It’s too bad all of the 650B tires out there are so fat. Buying a slightly longer fork and putting a 650B wheel on the front would give me ¾ths of an inch of additional clearance, which may not be enough to completely get around the toe overlap, but would at least reduce it down to the state it was in when the bicycle was running un-fendered 25mm tires.
May 05, 2009
At least they did on Saturday, Sunday, and Monday. (Saturday I just avoided being caught out in a torrential downpour; Sunday I was racing the torrential downpour home from Boring and would have beaten it except I was caught by a red light at Tacoma St and ended up riding the last 750 meters in hail mixed with typhoon-style rain. Completely soaked, down to and including my shoes [which, to be honest, were doomed anyway because I haven’t replaced the front fender on my bike since the last time I crunched it into the front fork] and the only thing that was good about the rain is it washed off the thick layer of mud splatters that I’d picked up when riding on the unimproved part of the Springwater Trail into Boring) and Monday I just stayed at home because it was pouring down rain all day (to the point where rain came under the soffit at the SW corner of the house and down onto Silas’s (unused) bed.) Today it didn’t rain so much, but I stayed up last night fretting about how to repair the damned roof, so after dropping the bears off at school I came back and fell asleep instead of riding.
I fully expect that since I’m going to get 8+ hours of sleep tonight that it will pour down rain tomorrow.
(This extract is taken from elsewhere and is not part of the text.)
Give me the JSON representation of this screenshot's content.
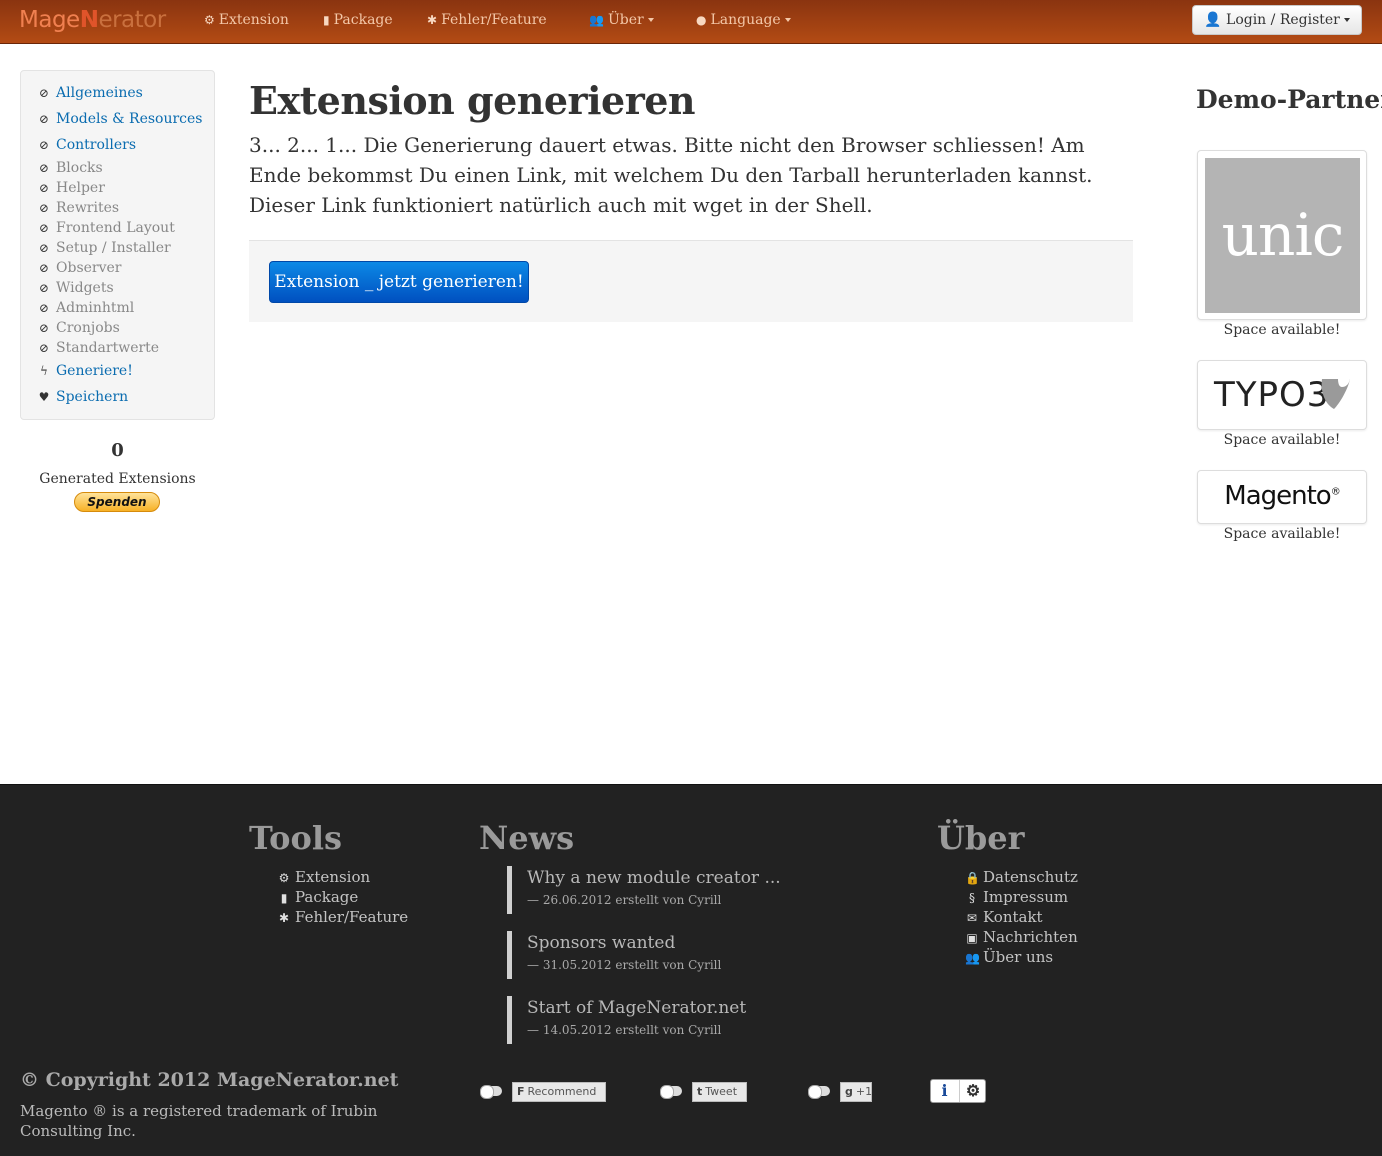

If so, I’m going to spend some of the day riding from bike coop to bike coop, seeing if they have any used lugged steel frames that are suitable for fitting 700c tires, fenders, and front racks to, and the rest of the day pulling the offending soffit off the house so I can put up a new one once it stops raining (but I’ll be hoping that a GIANT METEOR will strike the house instead so I won’t have to worry about it.)
May 02, 2009
I was on my way back from the Big Big Big Store this afternoon (in the rain, I will add – it was mostly sunny when I went up to the store, but when I came out from the store the clouds had rolled on in and it was starting to rain. I had my raincoat, and none of the stuff I was carrying was water soluble, so I headed off towards home despite the downpour. This proved to be a fortunate choice, because about 10 minutes after I got home a line of torrential rain moved through Portland and if I’d be caught in that I’m pretty certain that I would have melted in the deluge) when I heard #1202 whistling for a crossing south of me. I was almost to the end of the downtown segment of the Springwater Trail at Umatilla St, so when I got off the trail I pulled the bicycle off to the side of the road, put my camera bag on the seat to protect it from the rain, and waited for a train to roll on by.
#1202 was pushing a passenger train (the new UP caboose, the ex-Simpson caboose/sightseeing car, and the regular sightseeing car) northwards, but I didn’t get any non-cluttered pictures until after the train had passed me by and was receding towards the Sellwood bridge. And then I hopped back onto the bicycle and finished dragging my 65lbs of groceries back home.
May 01, 2009
More pictures about dust mites and cats.
Workers of the world unite,
you have nothing to lose but your chains.